- Over the lunch hour on Monday, June 16, I visited the National Portrait Gallery before the afternoon sessions started. Upon entering the museum, I was delighted and surprised to find myself in front of Shepard Fairey's Barack Obama "Hope" poster. This is a hugely important and iconic work of art and I was right there, seeing it with my own eyes! In case you’d like to get a sense of what it’s like in person, here’s a link to one of the museum’s blog entries about it (http://face2face.si.edu/my_weblog/2009/01/now-on-view-portrait-of-barack-obama-by-shepard-fairey.html). As the daughter of an art teacher, it was a delight to see the different techniques the artist used, and as a librarian-in-training, it was fascinating to see the original version of a work of art that has been at the center of a copyright controversy. Interestingly, the session I attended that afternoon was about copyright issues in today’s climate of social networking applications. One of the speakers was a lawyer from the Associated Press (AP). Why does this matter? Well, the AP and Mr. Fairey are suing each other because of the copyright issues regarding the “Hope” poster. This MSNBC article from February 2009 provides a good overview of the situation (http://www.msnbc.msn.com/id/29103976/). If you are interested in reading Mr. Fairey’s opinions about the situation, here’s a link to one of his blog postings regarding the lawsuit (http://obeygiant.com/headlines/the-ap-obama-referencing). During the Q & A, one of the audience members asked the AP lawyer about this case, and she replied that she was not able to comment on it, since the case was on-going. At that point, I trotted up to the microphone and encouraged the audience (and panel members!) to take a 3-block walk to the National Portrait Gallery in order to see this work of art in person so they could develop their own opinions on the matter.

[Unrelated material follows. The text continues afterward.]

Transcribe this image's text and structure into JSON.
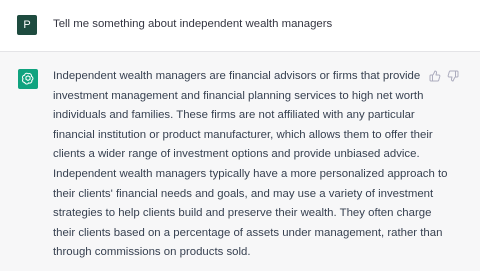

It was a nervous-making moment for me, but it felt important to tell other conference attendees about this amazing resource just down the street.
- Access the conference or association’s web site every few days after the conference ends in order to review the presentation slides and handouts that may have been uploaded.
- At SLA 2009, there were often more than 15 concurrent sessions at each time slot. I don’t know about you, but I can’t be in two places at once, much less 15 places at once! Therefore, I am glad that the SLA has a web page where they have the resources they have received from conference speakers. I have accessed this page (http://www.sla.org/content/Events/conference/ac2009/Conference/handouts/index.cfm) several times since the conference, and it has been fun to review slides from presentations I attended, and it has been beneficial to have access to resources from sessions I couldn’t attend. I encourage you to take a look at this link, as you will likely find a topic of interest to you.
When I came back from this conference, I was excited about what I had learned and who I had met, disappointed about a few of the sessions, thrilled about having spent time in D.C., and exhausted from several days of intense learning, socializing, and site-seeing. Now that several weeks have passed, I can appreciate the value of having attended SLA 2009, and I encourage you to consider attending a conference like this while you are still at St. Kate’s. Happy Learning!